I feel like I need to shed light on a recent controversy regarding my use of promotional videos. Feel free to comment and Digg this post if you like.
The vast majority who watch my videos are receptive to an occasional promotional video. Take my recent “Poor Man’s GPS” video I did for GPSManiac as an example. The video quickly became the second-highest rated “comedy of the day” on YouTube. And If you read the comments from viewers, they mostly found the video entertaining. I’m always transparent when I make a paid video.
As George Clooney recently said, “I’m not going to apologize to you for trying to make a living every once in a while.”
Still, I’ve recently been attacked by some members of “The YouTube Underground.” Apparently this group is in the midst of an “operation” that targets me for what they see as perverse self promotion and manipulation. During SouthTube (a YouTube gathering last weekend in Atlanta) I met a former member of this bazaar group. Mike Skehan gave me some insights into these people, and helped me understand why they prefer not to be labeled as “Haters.”
Last week I made a parody of some of the outlandish comments I’ve received recently, and as a result of Skehan’s insights I changed the name from “Scripted by Haters” to “Scripted from Negative Comments.” You may want to watch it — it’s kinda funny when you hear some of their weird comments out of context.
Despite my initial instinct to parody their absurdity, I won’t deny the attack got to me. You’ll see my thoughts on this in this 10-minute reflection I posted on one of my alternative YouTube accounts (it’s rather dull). Most of my YouTube friends tell me to ignore this stuff, and not to let it bother me. They can’t understand why it gets to me or why I give it any attention.
But I’ve been thinking about the fact that most YouTubers who get attacked simply want the controversy to go away.
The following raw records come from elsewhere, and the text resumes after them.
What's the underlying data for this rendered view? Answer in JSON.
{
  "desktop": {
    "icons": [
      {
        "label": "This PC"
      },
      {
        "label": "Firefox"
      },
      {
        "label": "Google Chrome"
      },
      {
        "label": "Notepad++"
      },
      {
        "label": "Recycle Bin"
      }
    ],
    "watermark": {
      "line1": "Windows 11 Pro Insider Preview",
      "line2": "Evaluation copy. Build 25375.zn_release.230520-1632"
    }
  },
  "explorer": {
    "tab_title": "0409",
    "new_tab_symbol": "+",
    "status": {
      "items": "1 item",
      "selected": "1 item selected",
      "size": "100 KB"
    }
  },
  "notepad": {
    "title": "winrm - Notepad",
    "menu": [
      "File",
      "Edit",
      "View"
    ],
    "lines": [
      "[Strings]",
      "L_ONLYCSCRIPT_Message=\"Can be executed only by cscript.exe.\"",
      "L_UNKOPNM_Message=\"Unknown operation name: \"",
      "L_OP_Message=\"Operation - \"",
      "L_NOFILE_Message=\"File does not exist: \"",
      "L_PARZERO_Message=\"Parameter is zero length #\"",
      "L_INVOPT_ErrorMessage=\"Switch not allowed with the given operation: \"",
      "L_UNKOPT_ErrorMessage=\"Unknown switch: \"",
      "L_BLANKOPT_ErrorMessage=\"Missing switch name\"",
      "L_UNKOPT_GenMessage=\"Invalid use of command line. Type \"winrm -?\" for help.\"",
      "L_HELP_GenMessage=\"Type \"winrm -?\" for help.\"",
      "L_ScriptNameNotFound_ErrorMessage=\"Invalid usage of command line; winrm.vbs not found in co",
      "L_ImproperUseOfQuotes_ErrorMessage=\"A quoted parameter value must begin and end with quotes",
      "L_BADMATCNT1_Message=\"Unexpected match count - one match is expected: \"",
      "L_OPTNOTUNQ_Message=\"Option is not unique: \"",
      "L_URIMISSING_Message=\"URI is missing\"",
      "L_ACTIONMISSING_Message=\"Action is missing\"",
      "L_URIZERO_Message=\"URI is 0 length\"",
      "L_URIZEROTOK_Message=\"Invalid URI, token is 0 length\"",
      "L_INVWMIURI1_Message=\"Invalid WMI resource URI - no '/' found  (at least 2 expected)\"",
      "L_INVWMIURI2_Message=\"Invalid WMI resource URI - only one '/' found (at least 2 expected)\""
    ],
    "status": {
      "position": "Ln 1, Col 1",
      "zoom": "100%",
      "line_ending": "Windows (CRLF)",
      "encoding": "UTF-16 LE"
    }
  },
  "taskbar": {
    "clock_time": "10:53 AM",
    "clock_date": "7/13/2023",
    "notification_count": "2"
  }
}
Almost every “famous” YouTuber becomes the victim of some attack… Renetto, HappySlip, LisaNova. YouTube “weblebrities” get bashed, and sometimes they’re embarrassed so they ignore it. In fact it’s frightening when you become targeted by people full of anger even if it’s probably an inevitable part of “putting yourself out there.” Renetto once got literally stalked by a “hater” and ultimately had to get the FBI involved. You don’t know if they’re just being quirky or if they’re downright lunatics who could be a threat to you or your family.
In one video, a person who calls himself “TheeStranger” does an “expose” on me, and reveals private information like my real name and the appraisal value of my house. He later apologized for listing my real name (and made this response video), but it’s still freaky when someone has researched where you live. Will someone show up at my home and attack me or my family? Even more frightening than TheeStranger is Samtwist who has made several videos that attack me: Nalts Cheats, Nalts Whores, The Underground, and Naltsferatu.
What motivates these people?
Some of them will tell you they’re serving some important cause. Why else would they invest hours and days making videos that harass you? In some cases, I believe their cause is legitimate. They want YouTube to be a community not a website that has advertising and promotion. I feel like there’s a great role for entertaining promotion, and most YouTubers are happy about receiving free content and perfectly willing to see advertising to avoid paying for content.
Ironically, the group accuses me of self promotion, but many of their videos are simply designed to get attention for themselves. This, to me, is a greater crime than using YouTube to advertise a legitimate product or service. It’s sad when someone uses anger and attacks on others to get attention, instead of creating something interesting, educational, artistic or funny.
So this will be the last time I give this controversy any attention. Writing this post, in fact, arguably gives them more attention then I’d like for them to have, and I’m sure they’re thrilled to have it. But YouTube should be about entertainment, community and art. And there’s also a role for marketing — especially since I’m not compensated for the 30 hours I spend making comedic videos (except for a modest income I receive from YouTube’s “Partner Program,” in which I receive a small portion of the advertising that appears with my videos).
What are your thoughts? Positive or negative. Bring them on…